More and more people today are choosing to have a solid fuel stove fitted in their home. Is it a case of nostalgia gone mad, or a more solid reason?
It is highly likely that the main attraction to the solid fuel stove, are the massive cash savings that can be made. By switching from a gas, oil or electricity provider for your heating to a solid fuel stove, you will save an absolute packet of cash. Another reason for the switch is that wood is a sustainable fuel source as opposed to the fossil fuels of coal and gas.
A wood or solid fuel burning stove can replace all, or part, of your central heating, it may even be able to heat all the hot water you need too. According to retailers who sell solid fuel burning stoves,consumers who are shocked by how high their latest gas or oil bill, are looking for other ways of heating their houses.
Even the Solid Fuel Association has stated that solid fuel stove sales are up to 30% higher than usual and some stove manufacturers are finding it difficult to cope with the demand.
As mentioned above, solid fuel burning stoves are more environmentally friendly than the fossil fuel options when burning wood, but do they make financial sense?
Quite a few solid fuel stoves now employ a clean burn technology.
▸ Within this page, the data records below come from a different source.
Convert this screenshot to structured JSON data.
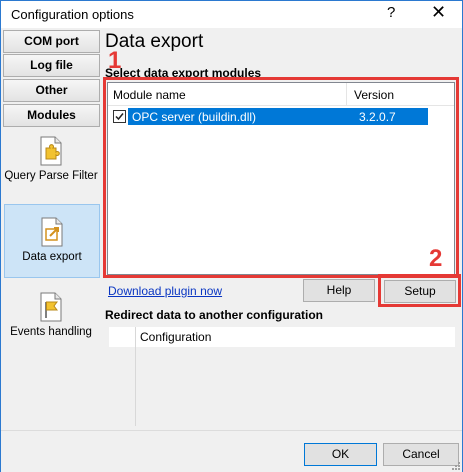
{
  "window": {
    "title": "Configuration options",
    "help_glyph": "?",
    "close_glyph": "✕"
  },
  "sidebar": {
    "buttons": [
      {
        "label": "COM port"
      },
      {
        "label": "Log file"
      },
      {
        "label": "Other"
      },
      {
        "label": "Modules"
      }
    ],
    "modules": [
      {
        "label": "Query Parse Filter",
        "icon": "puzzle-page-icon"
      },
      {
        "label": "Data export",
        "icon": "export-page-icon"
      },
      {
        "label": "Events handling",
        "icon": "flag-page-icon"
      }
    ]
  },
  "main": {
    "title": "Data export",
    "modules_section": "Select data export modules",
    "list": {
      "col_name": "Module name",
      "col_version": "Version",
      "rows": [
        {
          "checked": true,
          "name": "OPC server (buildin.dll)",
          "version": "3.2.0.7"
        }
      ]
    },
    "download_link": "Download plugin now",
    "help_button": "Help",
    "setup_button": "Setup",
    "redirect_section": "Redirect data to another configuration",
    "redirect_col": "Configuration",
    "annotations": [
      "1",
      "2"
    ]
  },
  "footer": {
    "ok_label": "OK",
    "cancel_label": "Cancel"
  },
  "colors": {
    "accent": "#0078d7",
    "annotation": "#e53935",
    "selected_module": "#cde4f7",
    "link": "#0a36c2"
  }
}
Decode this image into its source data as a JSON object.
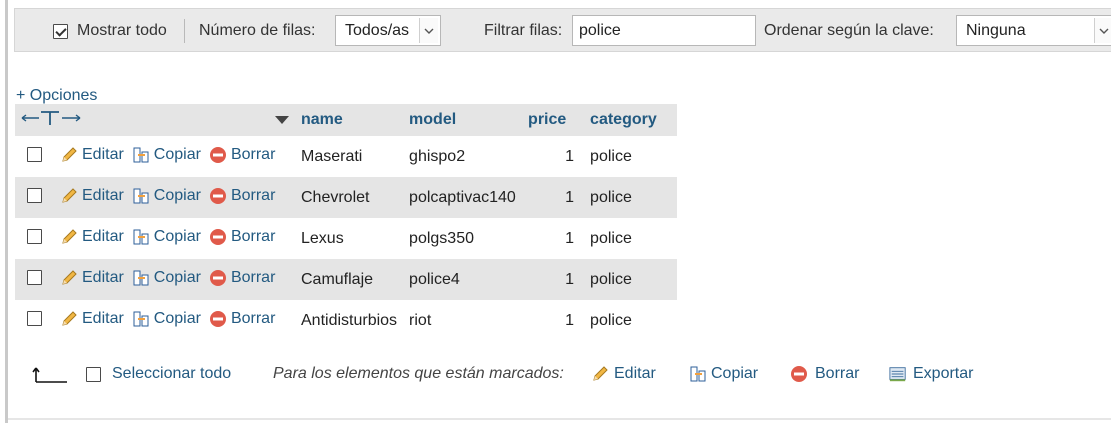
{
  "toolbar": {
    "show_all_label": "Mostrar todo",
    "show_all_checked": true,
    "rows_label": "Número de filas:",
    "rows_value": "Todos/as",
    "filter_label": "Filtrar filas:",
    "filter_value": "police",
    "sort_label": "Ordenar según la clave:",
    "sort_value": "Ninguna"
  },
  "options_link": "+ Opciones",
  "table": {
    "columns": [
      "name",
      "model",
      "price",
      "category"
    ],
    "actions": {
      "edit": "Editar",
      "copy": "Copiar",
      "delete": "Borrar"
    },
    "rows": [
      {
        "name": "Maserati",
        "model": "ghispo2",
        "price": "1",
        "category": "police"
      },
      {
        "name": "Chevrolet",
        "model": "polcaptivac140",
        "price": "1",
        "category": "police"
      },
      {
        "name": "Lexus",
        "model": "polgs350",
        "price": "1",
        "category": "police"
      },
      {
        "name": "Camuflaje",
        "model": "police4",
        "price": "1",
        "category": "police"
      },
      {
        "name": "Antidisturbios",
        "model": "riot",
        "price": "1",
        "category": "police"
      }
    ]
  },
  "footer": {
    "select_all": "Seleccionar todo",
    "with_selected": "Para los elementos que están marcados:",
    "edit": "Editar",
    "copy": "Copiar",
    "delete": "Borrar",
    "export": "Exportar"
  },
  "colors": {
    "link": "#235a81",
    "stripe": "#e5e5e5",
    "toolbar": "#eaeaea",
    "delete_icon": "#e05a4a"
  },
  "icons": [
    "pencil-icon",
    "copy-icon",
    "delete-icon",
    "export-icon",
    "arrow-up-left-icon",
    "column-arrows-icon",
    "sort-desc-icon",
    "chevron-down-icon"
  ]
}
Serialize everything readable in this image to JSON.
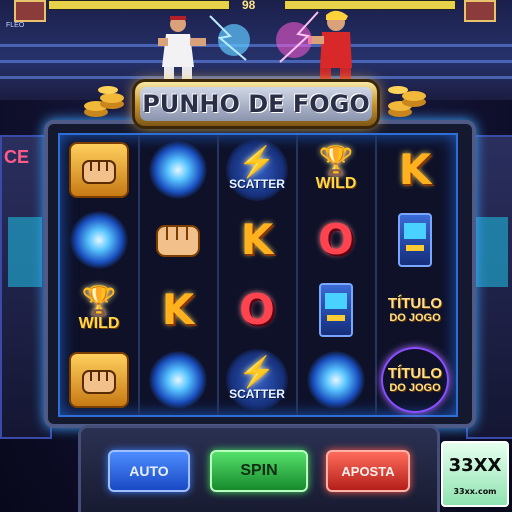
{
  "header": {
    "player_tag": "FLEO",
    "round_counter": "98"
  },
  "title": "PUNHO DE FOGO",
  "reels": [
    [
      "fist",
      "vortex",
      "wild",
      "fist"
    ],
    [
      "vortex",
      "fist",
      "K",
      "vortex"
    ],
    [
      "scatter",
      "K",
      "O",
      "scatter"
    ],
    [
      "wild",
      "O",
      "cabinet",
      "vortex"
    ],
    [
      "K",
      "cabinet",
      "titulo",
      "titulo"
    ]
  ],
  "symbols": {
    "scatter_label": "SCATTER",
    "wild_label": "WILD",
    "letter_k": "K",
    "letter_o": "O",
    "titulo_line1": "TÍTULO",
    "titulo_line2": "DO JOGO"
  },
  "controls": {
    "auto_label": "AUTO",
    "spin_label": "SPIN",
    "aposta_label": "APOSTA"
  },
  "logo": {
    "main": "33XX",
    "sub": "33xx.com"
  },
  "side_cabinets": {
    "left_mark": "CE"
  },
  "colors": {
    "accent_blue": "#2d6fd6",
    "gold": "#ffcb34",
    "spin_green": "#2fbf46",
    "aposta_red": "#d8342a"
  }
}
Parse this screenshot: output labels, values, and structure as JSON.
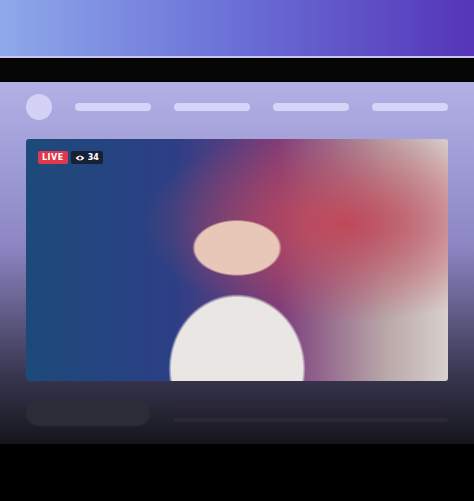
{
  "stream": {
    "badge": "LIVE",
    "viewers": "34"
  }
}
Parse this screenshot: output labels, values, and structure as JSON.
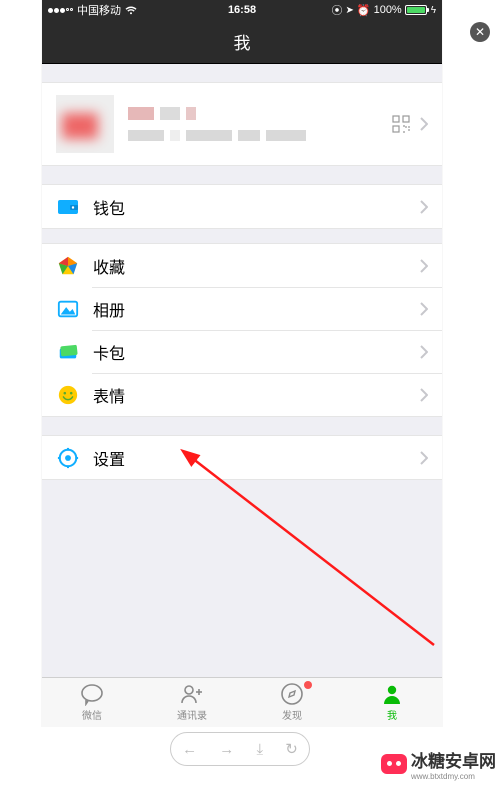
{
  "status": {
    "carrier": "中国移动",
    "time": "16:58",
    "battery_pct": "100%"
  },
  "nav": {
    "title": "我"
  },
  "profile": {
    "qr_label": "qr-code"
  },
  "menu": {
    "wallet": "钱包",
    "favorites": "收藏",
    "album": "相册",
    "cards": "卡包",
    "stickers": "表情",
    "settings": "设置"
  },
  "tabs": {
    "chats": "微信",
    "contacts": "通讯录",
    "discover": "发现",
    "me": "我"
  },
  "watermark": {
    "text": "冰糖安卓网",
    "domain": "www.btxtdmy.com"
  }
}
This effectively means that they can be installed in a property within a clean air area that bans the use of open fires. A good quality solid fuel stove is also a far more efficient way to heat a room than just an open fire, where most of the heat just goes straight up the chimney.
Furthermore, if you choose to have a back boiler on the back of the stove, a good sized solid fuel stove can also provide all the central heating and all of your hot water requirements. In short, a solid fuel stove gives the user a substantial saving in running costs, compared to oil fired boilers.
It is quite surprising at how many people live in areas that have no gas mains to their property and this doesn't just apply to someone who lives half way up a mountain in the depths of Scotland! Often a short farm track from an established town or village is enough to deprive the occupants of gas or even a direct telephone line. It all comes down to the cost of installing telegraph poles and gas mains to just a couple of properties. So quite a lot of people live in these more isolated locations, making them dependant on a tanker full of oil delivering throughout the year.
The cost of oil is very high indeed and the last thing you need on a cold winters morning is to get up and realise that you have no oil to heat your property or water. Ansell Chimneys always seem to get a flurry of enquiries about solid fuel stoves when people get their end of the winter fuel bills.
It's also a relatively simple task for us to replace a gas boiler with a solid fuel stove, and we can even use a lot of the existing pipework and radiators, as long as they don't have a pressurised heating system. We can also install a solid fuel stove to operate alongside a conventional gas or oil boiler should you wish.
A lot of the big DIY stores stock a small range of solid fuel stoves for the DIY market. Very few of these would be suitable to supply an entire home with heating or hot water. As for the installation process, fitting a solid fuel stove is not the sort of job that should be attempted by the average do it your selfer.
The safety issues alone should be enough to prevent all but the most proficient DIY enthusiast from attempting the installation on their own.
A solid fuel stove does not just rely on a constant supply of wood. Some people choose to have the odd delivery of coal. This is because coal often burns longer and hotter than wood. Many solid fuel devotees will burn wood during the day and use coal at night.
There are numerous manufactured smokeless fuels available to use in your solid fuel stove and these are usually sold under their brand name.
Some examples are:
Solid fuel burning stoves do require a bit of attention, but less than you might expect. Burning solid fuel will mean that there will be a residual powder or ash to clear away, but this is suitable for the compost heap anyway. Also, you will need to have the chimney swept a couple of times a year, but fortunately Ansell Chimneys are expert in that field too.
You will need somewhere dry to store wood for burning and a bunker for any coal you should use. Don't stack wood against the side of the house, as it could be a fire hazard, encourage rodents or damp. Keep it a short distance away from an exterior wall, but close enough for ease of access.
Even if you don't want to link a stove to your central heating and hot water system, a stove can still keep a couple of linked rooms warm during the day without the need to run the central heating, and a small stove is relatively inexpensive.
Ask Ansell Chimneys about a new solid fuel stove as we are fully aware of all the necessary building regulations that govern their installation, and you can look forward to a cosy and cheaper winter this year.
If you would like to know more or are interested in a quote we would be happy to help. Phone us on 01923 661 614, email us at firstname.lastname@example.org or fill in our enquiry form and we will be in touch as soon as possible.
t. 01923 661 614 | m. 07941 282 325 | m. 07976 318 160 | Email us
t. 01923 661 614
m. 07941 282 325
m. 07976 318 160
Watford | St Albans | Bushey | Rickmansworth | Bricket Wood | Hemel Hempstead | South Oxhey
Watford | St Albans | Bushey
Rickmansworth | Bricket Wood
Hemel Hempstead | South Oxhey